### Web page and app entries

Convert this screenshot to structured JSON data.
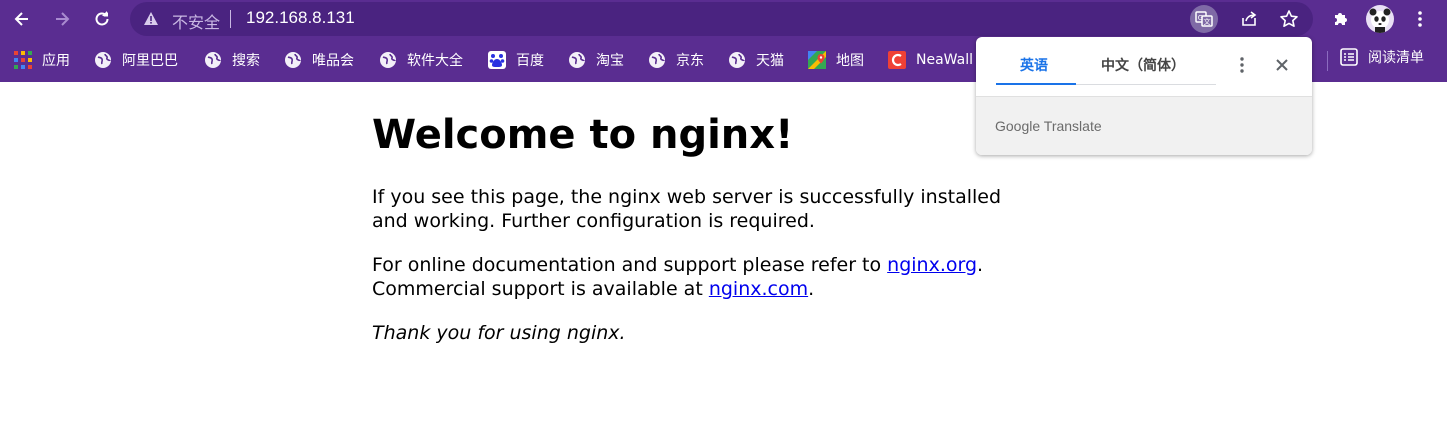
{
  "browser": {
    "url": "192.168.8.131",
    "security_label": "不安全",
    "reading_list_label": "阅读清单",
    "accent_color": "#5a2d91"
  },
  "bookmarks": [
    {
      "label": "应用",
      "icon": "apps-grid-icon"
    },
    {
      "label": "阿里巴巴",
      "icon": "globe-icon"
    },
    {
      "label": "搜索",
      "icon": "globe-icon"
    },
    {
      "label": "唯品会",
      "icon": "globe-icon"
    },
    {
      "label": "软件大全",
      "icon": "globe-icon"
    },
    {
      "label": "百度",
      "icon": "baidu-icon"
    },
    {
      "label": "淘宝",
      "icon": "globe-icon"
    },
    {
      "label": "京东",
      "icon": "globe-icon"
    },
    {
      "label": "天猫",
      "icon": "globe-icon"
    },
    {
      "label": "地图",
      "icon": "maps-icon"
    },
    {
      "label": "NeaWall",
      "icon": "neawall-icon"
    }
  ],
  "page": {
    "title": "Welcome to nginx!",
    "p1": "If you see this page, the nginx web server is successfully installed and working. Further configuration is required.",
    "p2_prefix": "For online documentation and support please refer to ",
    "link_org": "nginx.org",
    "p2_mid": ".",
    "p2_line2": "Commercial support is available at ",
    "link_com": "nginx.com",
    "p2_end": ".",
    "p3": "Thank you for using nginx."
  },
  "translate_popup": {
    "tab_source": "英语",
    "tab_target": "中文（简体）",
    "brand": "Google Translate"
  }
}
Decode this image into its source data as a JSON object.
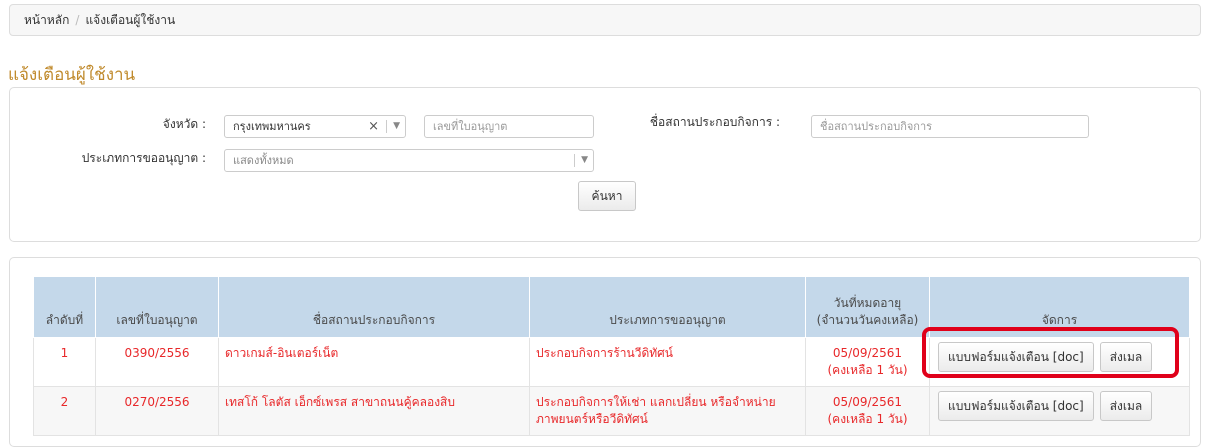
{
  "breadcrumb": {
    "home": "หน้าหลัก",
    "separator": "/",
    "current": "แจ้งเตือนผู้ใช้งาน"
  },
  "page_title": "แจ้งเตือนผู้ใช้งาน",
  "filters": {
    "province_label": "จังหวัด :",
    "province_value": "กรุงเทพมหานคร",
    "license_no_placeholder": "เลขที่ใบอนุญาต",
    "business_label": "ชื่อสถานประกอบกิจการ :",
    "business_placeholder": "ชื่อสถานประกอบกิจการ",
    "license_type_label": "ประเภทการขออนุญาต :",
    "license_type_value": "แสดงทั้งหมด",
    "search_button": "ค้นหา"
  },
  "table": {
    "headers": {
      "index": "ลำดับที่",
      "license_no": "เลขที่ใบอนุญาต",
      "business_name": "ชื่อสถานประกอบกิจการ",
      "license_type": "ประเภทการขออนุญาต",
      "expiry_line1": "วันที่หมดอายุ",
      "expiry_line2": "(จำนวนวันคงเหลือ)",
      "actions": "จัดการ"
    },
    "rows": [
      {
        "index": "1",
        "license_no": "0390/2556",
        "business_name": "ดาวเกมส์-อินเตอร์เน็ต",
        "license_type": "ประกอบกิจการร้านวีดิทัศน์",
        "expiry_date": "05/09/2561",
        "remaining": "(คงเหลือ 1 วัน)",
        "form_button": "แบบฟอร์มแจ้งเตือน [doc]",
        "email_button": "ส่งเมล"
      },
      {
        "index": "2",
        "license_no": "0270/2556",
        "business_name": "เทสโก้ โลตัส เอ็กซ์เพรส สาขาถนนคู้คลองสิบ",
        "license_type": "ประกอบกิจการให้เช่า แลกเปลี่ยน หรือจำหน่ายภาพยนตร์หรือวีดิทัศน์",
        "expiry_date": "05/09/2561",
        "remaining": "(คงเหลือ 1 วัน)",
        "form_button": "แบบฟอร์มแจ้งเตือน [doc]",
        "email_button": "ส่งเมล"
      }
    ]
  },
  "colors": {
    "title": "#c08a2c",
    "header_bg": "#c4d8ea",
    "row_text": "#e8282a",
    "highlight": "#e0001a"
  }
}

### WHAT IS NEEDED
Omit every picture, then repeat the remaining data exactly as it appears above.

### OUTPUT OF THE EXERCISE
Convert this screenshot to structured JSON data.
{
  "browser": {
    "url": "192.168.8.131",
    "security_label": "不安全",
    "reading_list_label": "阅读清单",
    "accent_color": "#5a2d91"
  },
  "bookmarks": [
    {
      "label": "应用",
      "icon": "apps-grid-icon"
    },
    {
      "label": "阿里巴巴",
      "icon": "globe-icon"
    },
    {
      "label": "搜索",
      "icon": "globe-icon"
    },
    {
      "label": "唯品会",
      "icon": "globe-icon"
    },
    {
      "label": "软件大全",
      "icon": "globe-icon"
    },
    {
      "label": "百度",
      "icon": "baidu-icon"
    },
    {
      "label": "淘宝",
      "icon": "globe-icon"
    },
    {
      "label": "京东",
      "icon": "globe-icon"
    },
    {
      "label": "天猫",
      "icon": "globe-icon"
    },
    {
      "label": "地图",
      "icon": "maps-icon"
    },
    {
      "label": "NeaWall",
      "icon": "neawall-icon"
    }
  ],
  "page": {
    "title": "Welcome to nginx!",
    "p1": "If you see this page, the nginx web server is successfully installed and working. Further configuration is required.",
    "p2_prefix": "For online documentation and support please refer to ",
    "link_org": "nginx.org",
    "p2_mid": ".",
    "p2_line2": "Commercial support is available at ",
    "link_com": "nginx.com",
    "p2_end": ".",
    "p3": "Thank you for using nginx."
  },
  "translate_popup": {
    "tab_source": "英语",
    "tab_target": "中文（简体）",
    "brand": "Google Translate"
  }
}
Decode this image into its source data as a JSON object.
{
  "breadcrumb": {
    "home": "หน้าหลัก",
    "separator": "/",
    "current": "แจ้งเตือนผู้ใช้งาน"
  },
  "page_title": "แจ้งเตือนผู้ใช้งาน",
  "filters": {
    "province_label": "จังหวัด :",
    "province_value": "กรุงเทพมหานคร",
    "license_no_placeholder": "เลขที่ใบอนุญาต",
    "business_label": "ชื่อสถานประกอบกิจการ :",
    "business_placeholder": "ชื่อสถานประกอบกิจการ",
    "license_type_label": "ประเภทการขออนุญาต :",
    "license_type_value": "แสดงทั้งหมด",
    "search_button": "ค้นหา"
  },
  "table": {
    "headers": {
      "index": "ลำดับที่",
      "license_no": "เลขที่ใบอนุญาต",
      "business_name": "ชื่อสถานประกอบกิจการ",
      "license_type": "ประเภทการขออนุญาต",
      "expiry_line1": "วันที่หมดอายุ",
      "expiry_line2": "(จำนวนวันคงเหลือ)",
      "actions": "จัดการ"
    },
    "rows": [
      {
        "index": "1",
        "license_no": "0390/2556",
        "business_name": "ดาวเกมส์-อินเตอร์เน็ต",
        "license_type": "ประกอบกิจการร้านวีดิทัศน์",
        "expiry_date": "05/09/2561",
        "remaining": "(คงเหลือ 1 วัน)",
        "form_button": "แบบฟอร์มแจ้งเตือน [doc]",
        "email_button": "ส่งเมล"
      },
      {
        "index": "2",
        "license_no": "0270/2556",
        "business_name": "เทสโก้ โลตัส เอ็กซ์เพรส สาขาถนนคู้คลองสิบ",
        "license_type": "ประกอบกิจการให้เช่า แลกเปลี่ยน หรือจำหน่ายภาพยนตร์หรือวีดิทัศน์",
        "expiry_date": "05/09/2561",
        "remaining": "(คงเหลือ 1 วัน)",
        "form_button": "แบบฟอร์มแจ้งเตือน [doc]",
        "email_button": "ส่งเมล"
      }
    ]
  },
  "colors": {
    "title": "#c08a2c",
    "header_bg": "#c4d8ea",
    "row_text": "#e8282a",
    "highlight": "#e0001a"
  }
}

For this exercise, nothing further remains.